[0046] In an alternative embodiment, an HPLC assay is incorporated with a low power mass spectrometer described in U.S. Patent Application No. 15/462,339 and herein as the identifier.

[0047] An improved compact low-power mass interrogation system (LOMION) for use with the embodiments discussed above is capable of identification of a wide range of chemicals and biologic molecules using a new architecture for mass separation coupled with efficient ionization and detection. This system enables handheld low-power chemical detection for a large number of target compounds in handheld, fixed-site, and/or leave-behind applications for intelligence, surveillance, reconnaissance (ISR) and biologic molecule detection applications.

[0048] The following documents are incorporated herein by reference in their entireties for their teachings: Ginde, A. A., et. al., Demographic differences and trends of vitamin D

insufficiency in the US population, 1988-2004, Arch. Intern. Med., 2009; 169:626-632; Kennel, et al., Vitamin D Deficiency in Adults: When to Test and How to Treat, Mayo Clin. Proc., 2010 Aug; 85(8): 752-758; Volmer, D. A., et al., Analysis of vitamin D metabolic markers by mass spectrometry: current techniques, limitations of the "gold standard" method, and anticipated future directions, Mass Spectrom. Rev., 2015 Jan-Feb; 34: 2-23; Jones, et al., Vitamin D metabolite profiling using liquid chromatography-tandem mass spectrometry (LC-MS/MS), The Journal of Steroid Biochemistry and Molecular Biology, Volume 164, November 2016, Pages 110-114; Janetto, et al.,“Liquid Chromatography Tandem Mass Spectrometry,” Clinical Laboratory News, July 1, 2015; Farrell, et al., State-of-the-Art Vitamin D Assays: A Comparison of Automated Immunoassays with Liquid Chromatography-Tandem Mass Spectrometry

Methods, Clinical Chemistry, Vol. 58, Issue 3, March 2012; Castro, M.D.L., et al.,

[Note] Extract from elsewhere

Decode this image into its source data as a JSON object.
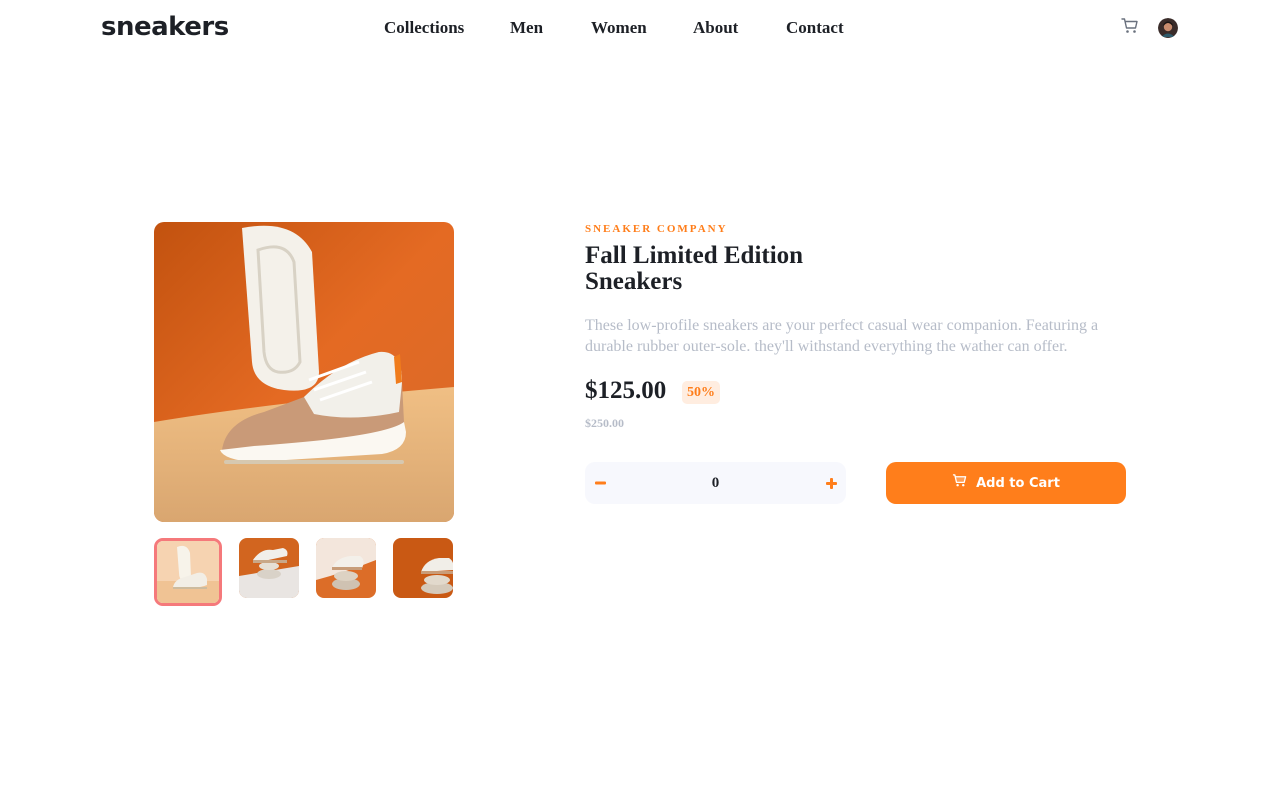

Determination of vitamin D 3 metabolites: state-of-the-art and trends, J. Pharm. Biomed. Anal., 1999; 20: 1-17; Wallace, A.M., et al. Measurement of 25-hydroxyvitamin D in the clinical laboratory: current procedures, performance characteristics and limitations, Steroids, 2010; 75: 477-488; Carter, G.D., et al., Measurement of vitamin D metabolites an international perspective on methodology and clinical interpretation, J. Steroid Biochem. Mol. Biol., 2004; 467-471; Wang, et al., Microscale Gas Chromatography with Microsensor Array Detection: Challenges and Prospects, Eurosensors Proceedings, 2017, 1, 633; Lin, et al.,“A zone-heated gas chromatographic microcolum: Energy efficiency,” Sensors and Actuators B: Chemical, 2018 Jan. 1, Vol. 254, pg 561-572; van den Ouweland, J.M., et al., Vitamin D and metabolites measurement by tandem mass spectrometry, Rev. Endocr. Metab. Disord., 2013; 14(2): 159-84.

[0049] One skilled in the relevant art will recognize that there are numerous alternatives to the components discussed herein which are existing in the prior art and which may be substituted in the embodiments to perform the described functions. These are considered to be within the scope of the present embodiments.